Asia

Chinese trade with North Korea jumped more than 10 percent in first half of year, official says

China’s trade with sanctions-riddled North Korea increased more than 10 percent in the first half of the year from last year, a Chinese official said Wednesday.

China’s customs spokesman Huang Songping said China’s trade with North Korea rose by 10.5 percent to $2.55 billion in the first six months of 2017. While imports from North Korea dropped 13.2 percent to $880 million in the period, exports to North Korea rose 29.1 percent to $1.67 billion, Huang said.

"As neighbors, China and North Korea maintain normal business and trade exchanges," he said.

Huang also said the exports were driven by textile products and other traditional goods not on the U.N. embargo list.

Being its largest ally, Beijing has been under pressure from the U.S. to do more to rein in North Korea, according to Reuters.

President Trump denounced China’s trade with North Korea last week, saying it grew almost 40 percent in the first quarter and questioned how much it was doing to help counter the growing threat from Pyongyang.

While China has contended it is doing nothing wrong by continuing normal trade operations with the isolated regime, U.S. is reportedly preparing to go after Chinese banks accused of funneling cash to North Korea.

The Wall Street Journal reported earlier this week that recent unsealed court filings show that the White House is ready to constrict cash flow to North Korea.

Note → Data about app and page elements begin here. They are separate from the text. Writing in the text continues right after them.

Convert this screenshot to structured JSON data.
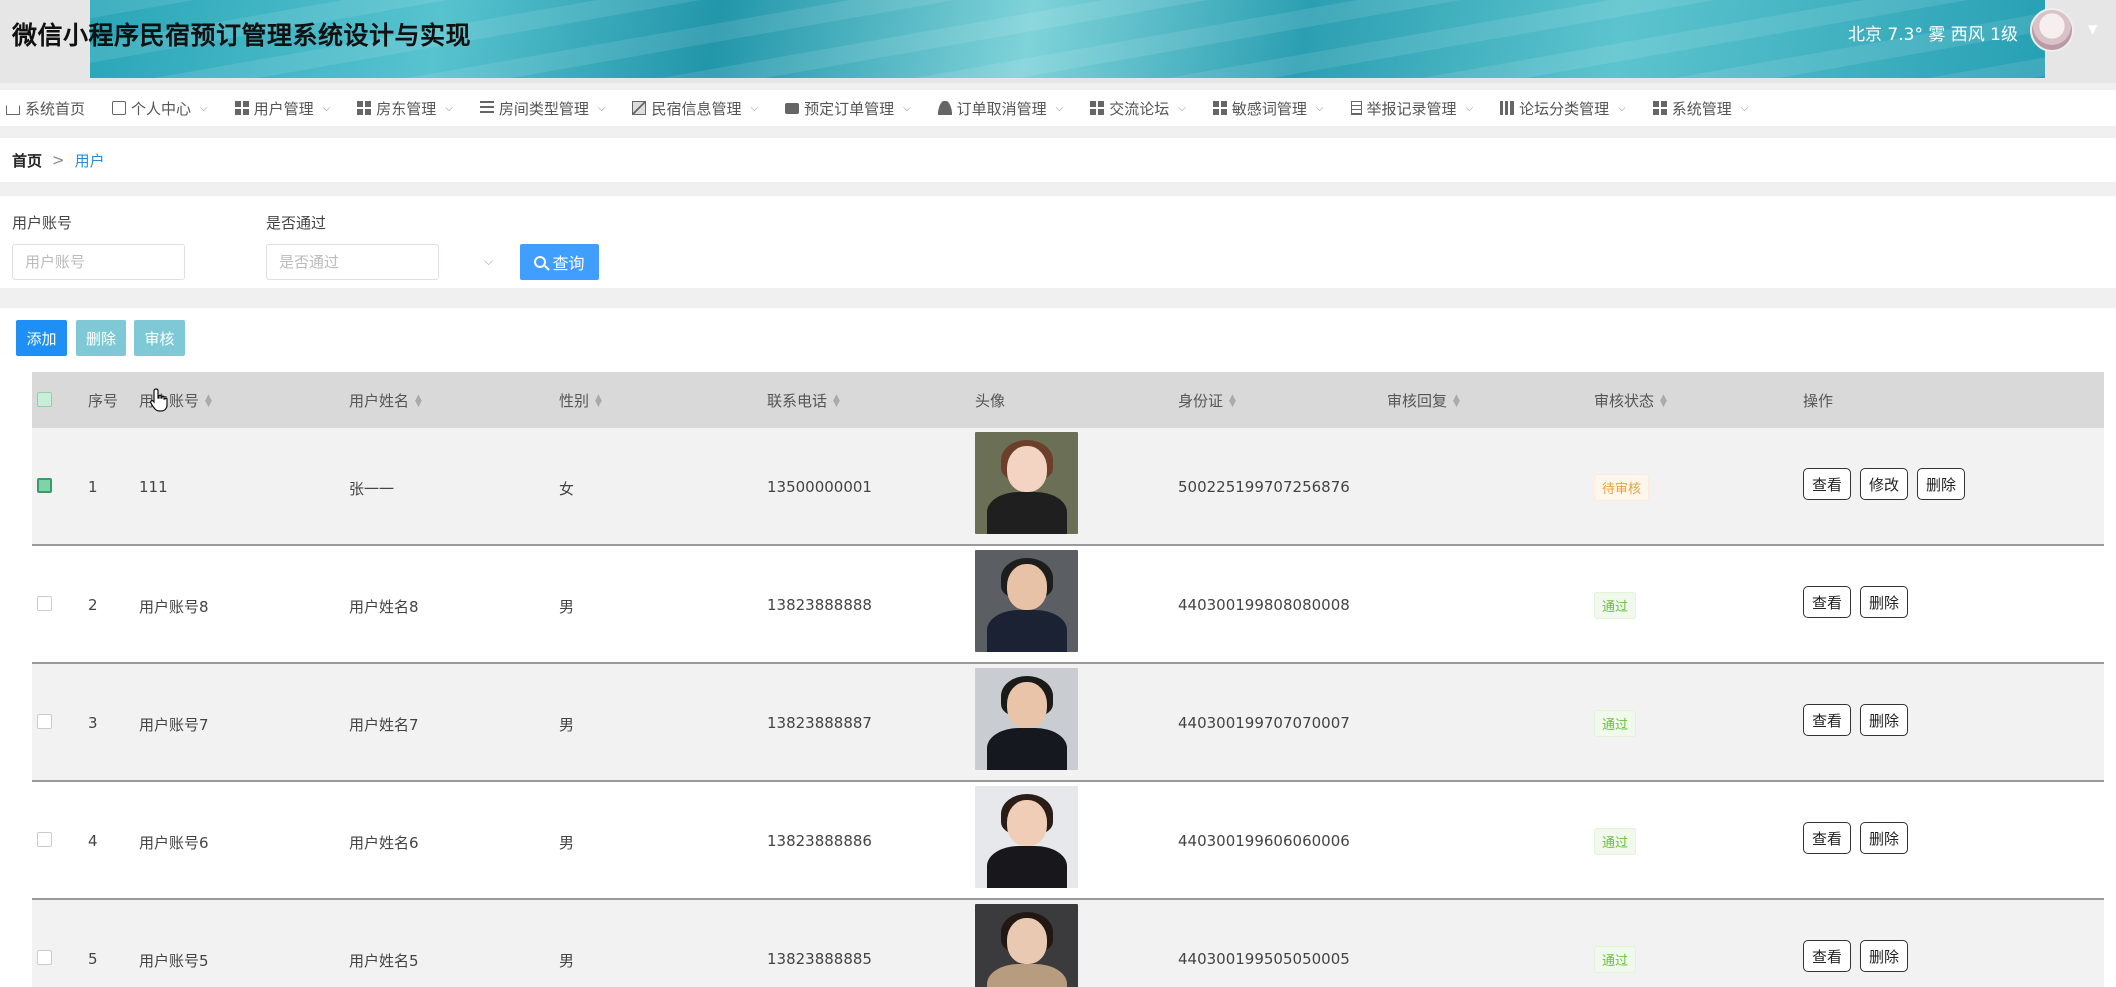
{
  "app_title": "微信小程序民宿预订管理系统设计与实现",
  "weather": "北京 7.3° 雾 西风 1级",
  "nav": [
    {
      "label": "系统首页",
      "icon": "home-icon",
      "caret": false
    },
    {
      "label": "个人中心",
      "icon": "profile-card-icon",
      "caret": true
    },
    {
      "label": "用户管理",
      "icon": "grid-icon",
      "caret": true
    },
    {
      "label": "房东管理",
      "icon": "grid-icon",
      "caret": true
    },
    {
      "label": "房间类型管理",
      "icon": "list-icon",
      "caret": true
    },
    {
      "label": "民宿信息管理",
      "icon": "chart-icon",
      "caret": true
    },
    {
      "label": "预定订单管理",
      "icon": "monitor-icon",
      "caret": true
    },
    {
      "label": "订单取消管理",
      "icon": "user-icon",
      "caret": true
    },
    {
      "label": "交流论坛",
      "icon": "grid-icon",
      "caret": true
    },
    {
      "label": "敏感词管理",
      "icon": "grid-icon",
      "caret": true
    },
    {
      "label": "举报记录管理",
      "icon": "document-icon",
      "caret": true
    },
    {
      "label": "论坛分类管理",
      "icon": "bar-chart-icon",
      "caret": true
    },
    {
      "label": "系统管理",
      "icon": "grid-icon",
      "caret": true
    }
  ],
  "breadcrumb": {
    "home": "首页",
    "separator": ">",
    "current": "用户"
  },
  "search": {
    "account_label": "用户账号",
    "account_placeholder": "用户账号",
    "approved_label": "是否通过",
    "approved_placeholder": "是否通过",
    "query_label": "查询"
  },
  "actions": {
    "add": "添加",
    "delete": "删除",
    "audit": "审核"
  },
  "table": {
    "headers": {
      "index": "序号",
      "account": "用户账号",
      "name": "用户姓名",
      "gender": "性别",
      "phone": "联系电话",
      "avatar": "头像",
      "id_card": "身份证",
      "audit_reply": "审核回复",
      "audit_status": "审核状态",
      "operation": "操作"
    },
    "rows": [
      {
        "index": "1",
        "account": "111",
        "name": "张一一",
        "gender": "女",
        "phone": "13500000001",
        "id_card": "500225199707256876",
        "audit_reply": "",
        "status": "待审核",
        "status_type": "pending",
        "checked": true,
        "ops": [
          "查看",
          "修改",
          "删除"
        ],
        "photo": {
          "bg": "#6a6f55",
          "skin": "#f3d3c2",
          "hair": "#6b3f2a",
          "clothes": "#1f1f1f"
        }
      },
      {
        "index": "2",
        "account": "用户账号8",
        "name": "用户姓名8",
        "gender": "男",
        "phone": "13823888888",
        "id_card": "440300199808080008",
        "audit_reply": "",
        "status": "通过",
        "status_type": "pass",
        "checked": false,
        "ops": [
          "查看",
          "删除"
        ],
        "photo": {
          "bg": "#5b5f64",
          "skin": "#e8c2a6",
          "hair": "#1d1d1d",
          "clothes": "#1b2233"
        }
      },
      {
        "index": "3",
        "account": "用户账号7",
        "name": "用户姓名7",
        "gender": "男",
        "phone": "13823888887",
        "id_card": "440300199707070007",
        "audit_reply": "",
        "status": "通过",
        "status_type": "pass",
        "checked": false,
        "ops": [
          "查看",
          "删除"
        ],
        "photo": {
          "bg": "#c9cdd2",
          "skin": "#e9c4a8",
          "hair": "#1a1a1a",
          "clothes": "#15181f"
        }
      },
      {
        "index": "4",
        "account": "用户账号6",
        "name": "用户姓名6",
        "gender": "男",
        "phone": "13823888886",
        "id_card": "440300199606060006",
        "audit_reply": "",
        "status": "通过",
        "status_type": "pass",
        "checked": false,
        "ops": [
          "查看",
          "删除"
        ],
        "photo": {
          "bg": "#e6e8ec",
          "skin": "#f0cdb6",
          "hair": "#2a1d17",
          "clothes": "#17171c"
        }
      },
      {
        "index": "5",
        "account": "用户账号5",
        "name": "用户姓名5",
        "gender": "男",
        "phone": "13823888885",
        "id_card": "440300199505050005",
        "audit_reply": "",
        "status": "通过",
        "status_type": "pass",
        "checked": false,
        "ops": [
          "查看",
          "删除"
        ],
        "photo": {
          "bg": "#3b3a3d",
          "skin": "#eac9b2",
          "hair": "#211814",
          "clothes": "#b89c80"
        }
      }
    ]
  },
  "colors": {
    "primary": "#409eff",
    "add_button": "#1e8ff5",
    "muted_button": "#7fc9d6",
    "breadcrumb_active": "#2a8dd4"
  }
}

The Justice Department pointed to “offshore U.S. dollar accounts” associated with a handful of companies linked to Chinese national Chi Yungpeng.

The Justice Department said the Chi’s network hid transactions which helped fund North Korea’s military and arms programs, the newspaper reported. While the network is not under U.S. sanctions, analysts believe can be cutoff the same way a separate Chinese firm last year.

Meanwhile, the U.S. is also said to be preparing to unilaterally tighten sanctions on North Korea.

The U.S. circulated a draft resolution that would impose new sanctions on North Korea following its first test of an intercontinental ballistic missile, two U.N. diplomats told the Associated Press on Monday.

The resolution has been circulated to China, as well as the three other permanent members of the U.N. Security Council – Russia, Britain and France, the diplomats said.

The Associated Press contributed to this report.